13 Sep 2017 - 8:28
As part of Qatar Museum’s (QM) ‘100 days of blockade’ art initiative, the Doha Fire Station yesterday unveiled five emotive artworks produced by citizens and residents.
13 Sep 2017 - 9:06
World Economic Forum’s (WEF) Human Capital Index has ranked Qatar as one of the best in the region. The Middle East and North Africa has an overall average score of 55.91. Qatar, with a score of 55, outperformed Saudi Arabia, the largest economy in the region. Saudi’s 82 score reflects the country stands several notches lower than Qatar in human capital development.
With only 62 percent of the world’s human capital stock fully developed, the United States and Germany feature in a top ten which is otherwise dominated by smaller European
Qatar ranking shows that its performance was stellar in terms of human capital development, benefitting significantly from the strong perceived quality of their education systems.
According to the WEF’s Human Capital Index, 62 percent of human capital has been developed globally at present. Only 25 nations have developed 70 percent of their people’s human capital or more. With the majority of countries leveraging between 50 percent and 70 percent of their human capital, 14 countries nevertheless remain below 50 percent.
A fundamental tenet of the report is that accumulation of skills does not end at a formal education, and the continuous application and accumulation of skills through work is part of human capital development. All too often economies already possess the required talent, but fail to deploy it.
While much is often made of inter-generational inequalities when it comes to the realization of human capital, the Report actually finds that every generation faces considerable challenges when it comes to realizing individual potential. For example, while younger people are consistently better off than older generations when it comes to the initial investment in their education, their skills are not always deployed effectively and too many employers continue to look for ready-made talent. The problem of under-deployment of skills among the young also affects those coming towards the end of their working life. Meanwhile, few among those currently in employment – across all age groups – are gaining access to higher skilled work and opportunities to enhance know-how.
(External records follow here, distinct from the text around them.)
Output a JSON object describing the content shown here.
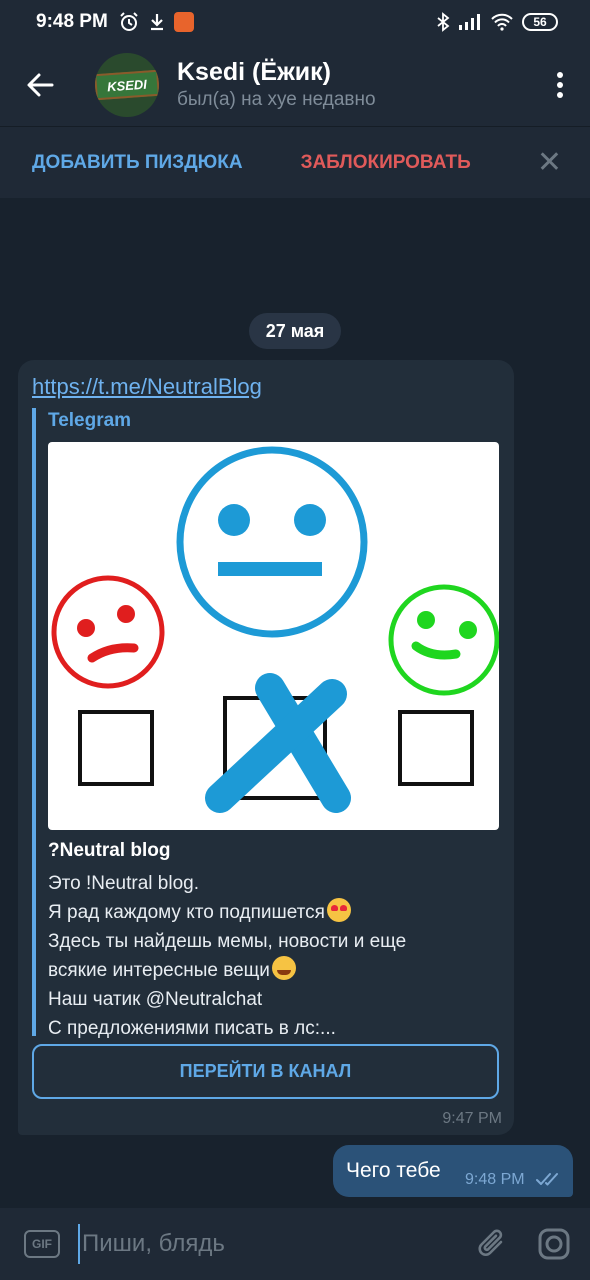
{
  "status_bar": {
    "time": "9:48 PM",
    "battery": "56",
    "icons_left": [
      "alarm-icon",
      "download-icon",
      "app-notification-icon"
    ],
    "icons_right": [
      "bluetooth-icon",
      "signal-icon",
      "wifi-icon",
      "battery-icon"
    ]
  },
  "header": {
    "title": "Ksedi (Ёжик)",
    "subtitle": "был(а) на хуе недавно",
    "avatar_text": "KSEDI"
  },
  "action_bar": {
    "add_label": "ДОБАВИТЬ ПИЗДЮКА",
    "block_label": "ЗАБЛОКИРОВАТЬ",
    "close_glyph": "✕"
  },
  "date_label": "27 мая",
  "incoming_message": {
    "link": "https://t.me/NeutralBlog",
    "preview": {
      "site_name": "Telegram",
      "title": "?Neutral blog",
      "description_lines": [
        "Это !Neutral blog.",
        "Я рад каждому кто подпишется",
        "Здесь ты найдешь мемы, новости и еще",
        "всякие интересные вещи",
        "Наш чатик @Neutralchat",
        "С предложениями писать в лс:..."
      ]
    },
    "button_label": "ПЕРЕЙТИ В КАНАЛ",
    "time": "9:47 PM"
  },
  "outgoing_message": {
    "text": "Чего тебе",
    "time": "9:48 PM",
    "status": "read"
  },
  "input_bar": {
    "gif_label": "GIF",
    "placeholder": "Пиши, блядь"
  },
  "colors": {
    "background": "#18222d",
    "header": "#1f2936",
    "accent": "#5fa8e6",
    "danger": "#e05a5a",
    "incoming_bubble": "#222e3a",
    "outgoing_bubble": "#2b5278"
  }
}
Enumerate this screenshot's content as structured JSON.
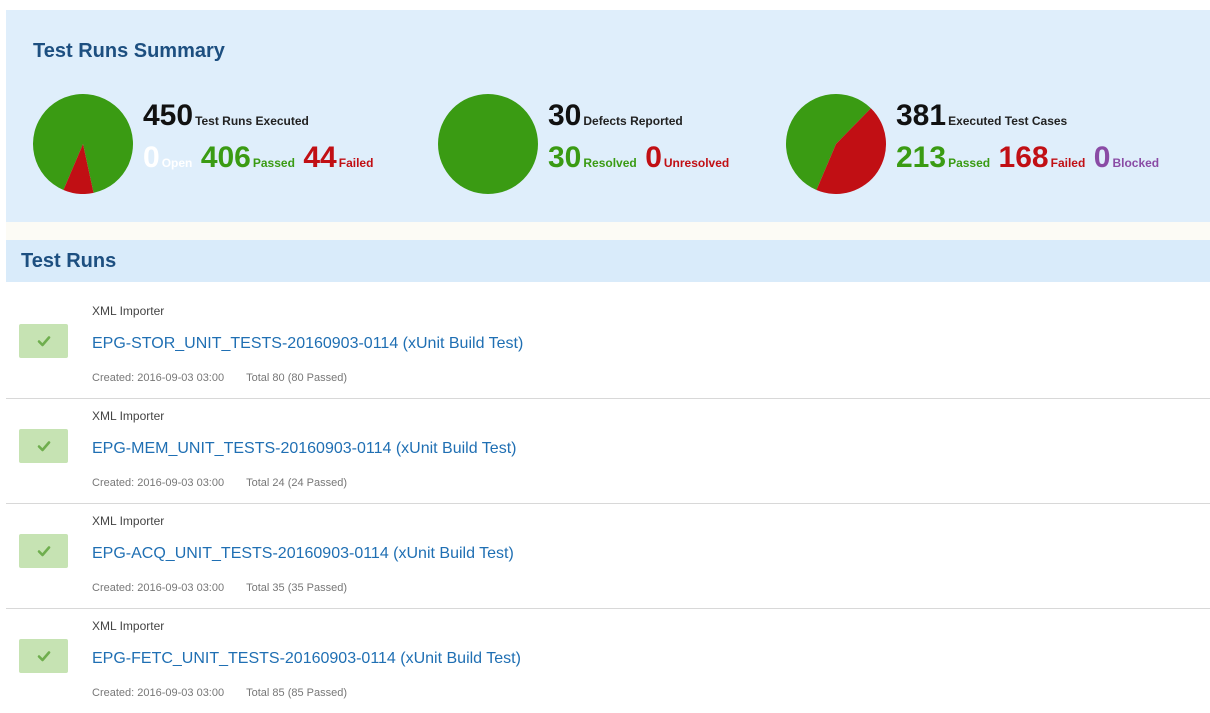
{
  "summary": {
    "title": "Test Runs Summary",
    "colors": {
      "passed": "#3a9b13",
      "failed": "#c10f14",
      "blocked": "#8a4ba5",
      "open": "#ffffff"
    },
    "test_runs": {
      "total": "450",
      "total_label": "Test Runs Executed",
      "open": "0",
      "open_label": "Open",
      "passed": "406",
      "passed_label": "Passed",
      "failed": "44",
      "failed_label": "Failed",
      "pie": [
        406,
        44
      ]
    },
    "defects": {
      "total": "30",
      "total_label": "Defects Reported",
      "resolved": "30",
      "resolved_label": "Resolved",
      "unresolved": "0",
      "unresolved_label": "Unresolved",
      "pie": [
        30,
        0
      ]
    },
    "test_cases": {
      "total": "381",
      "total_label": "Executed Test Cases",
      "passed": "213",
      "passed_label": "Passed",
      "failed": "168",
      "failed_label": "Failed",
      "blocked": "0",
      "blocked_label": "Blocked",
      "pie": [
        213,
        168
      ]
    }
  },
  "runs": {
    "title": "Test Runs",
    "items": [
      {
        "source": "XML Importer",
        "title": "EPG-STOR_UNIT_TESTS-20160903-0114 (xUnit Build Test)",
        "created": "Created: 2016-09-03 03:00",
        "total": "Total 80 (80 Passed)"
      },
      {
        "source": "XML Importer",
        "title": "EPG-MEM_UNIT_TESTS-20160903-0114 (xUnit Build Test)",
        "created": "Created: 2016-09-03 03:00",
        "total": "Total 24 (24 Passed)"
      },
      {
        "source": "XML Importer",
        "title": "EPG-ACQ_UNIT_TESTS-20160903-0114 (xUnit Build Test)",
        "created": "Created: 2016-09-03 03:00",
        "total": "Total 35 (35 Passed)"
      },
      {
        "source": "XML Importer",
        "title": "EPG-FETC_UNIT_TESTS-20160903-0114 (xUnit Build Test)",
        "created": "Created: 2016-09-03 03:00",
        "total": "Total 85 (85 Passed)"
      }
    ]
  }
}
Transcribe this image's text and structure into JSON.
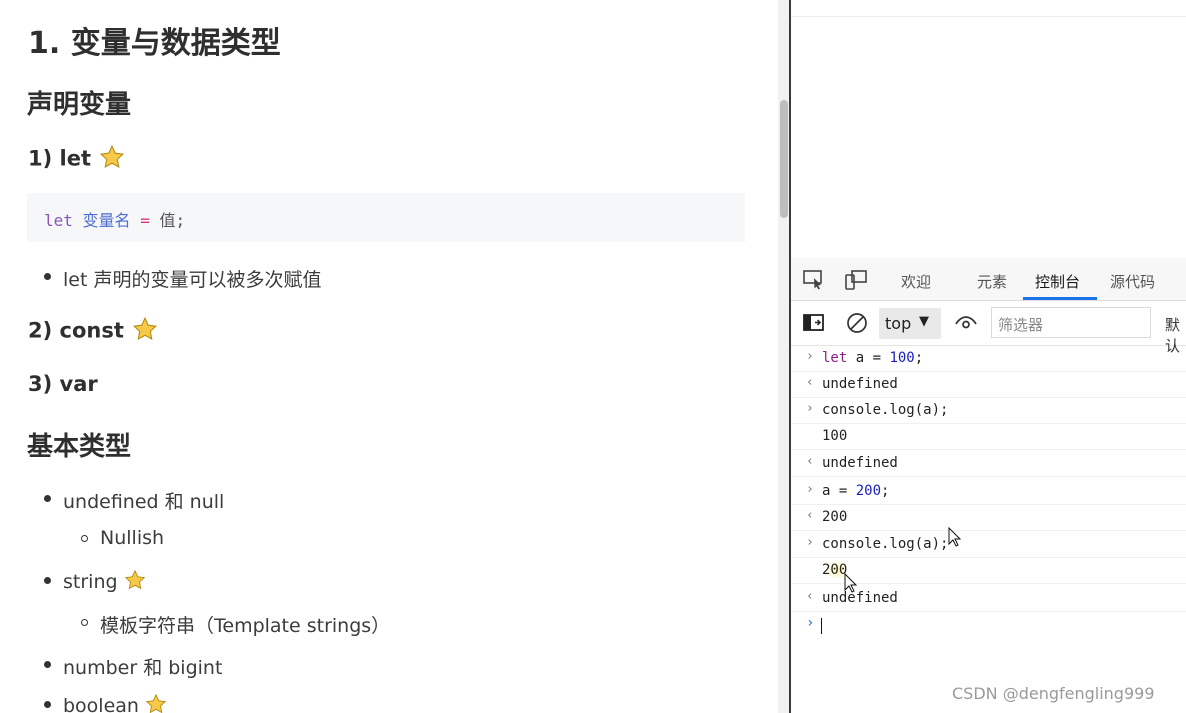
{
  "doc": {
    "h1": "1. 变量与数据类型",
    "section_declare": "声明变量",
    "let_heading": "1) let",
    "code": {
      "kw": "let",
      "name": "变量名",
      "eq": "=",
      "val": "值;"
    },
    "let_note": "let 声明的变量可以被多次赋值",
    "const_heading": "2) const",
    "var_heading": "3) var",
    "section_basic": "基本类型",
    "types": [
      {
        "label": "undefined 和 null",
        "sub": "Nullish"
      },
      {
        "label": "string",
        "sub": "模板字符串（Template strings）"
      },
      {
        "label": "number 和 bigint"
      },
      {
        "label": "boolean"
      }
    ],
    "star_color": "#f7c948"
  },
  "devtools": {
    "tabs": [
      "欢迎",
      "元素",
      "控制台",
      "源代码"
    ],
    "active_tab": "控制台",
    "context": "top",
    "filter_placeholder": "筛选器",
    "default_levels": "默认",
    "console": [
      {
        "kind": "input",
        "text": "let a = 100;"
      },
      {
        "kind": "return",
        "text": "undefined"
      },
      {
        "kind": "input",
        "text": "console.log(a);"
      },
      {
        "kind": "log",
        "text": "100"
      },
      {
        "kind": "return",
        "text": "undefined"
      },
      {
        "kind": "input",
        "text": "a = 200;"
      },
      {
        "kind": "return",
        "text": "200"
      },
      {
        "kind": "input",
        "text": "console.log(a);"
      },
      {
        "kind": "log",
        "text": "200"
      },
      {
        "kind": "return",
        "text": "undefined"
      }
    ],
    "accent": "#1a73e8"
  },
  "watermark": "CSDN @dengfengling999"
}
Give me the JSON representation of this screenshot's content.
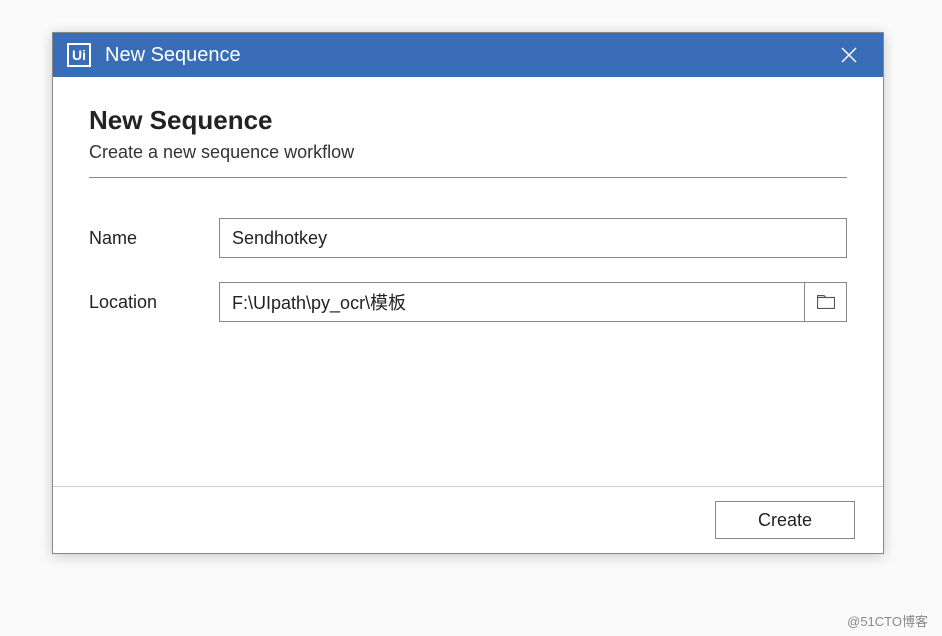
{
  "titlebar": {
    "icon_text": "Ui",
    "title": "New Sequence"
  },
  "dialog": {
    "heading": "New Sequence",
    "subheading": "Create a new sequence workflow"
  },
  "form": {
    "name_label": "Name",
    "name_value": "Sendhotkey",
    "location_label": "Location",
    "location_value": "F:\\UIpath\\py_ocr\\模板"
  },
  "footer": {
    "create_label": "Create"
  },
  "watermark": "@51CTO博客"
}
“The Fourth Industrial Revolution does not just disrupt employment, it creates a shortfall of newly required skills. Therefore, we are facing a global talent crisis. We need a new mind-set and a true revolution to adapt our educational systems to the education needed for the future work force,” said Klaus Schwab, Founder and Executive Chairman, World Economic Forum.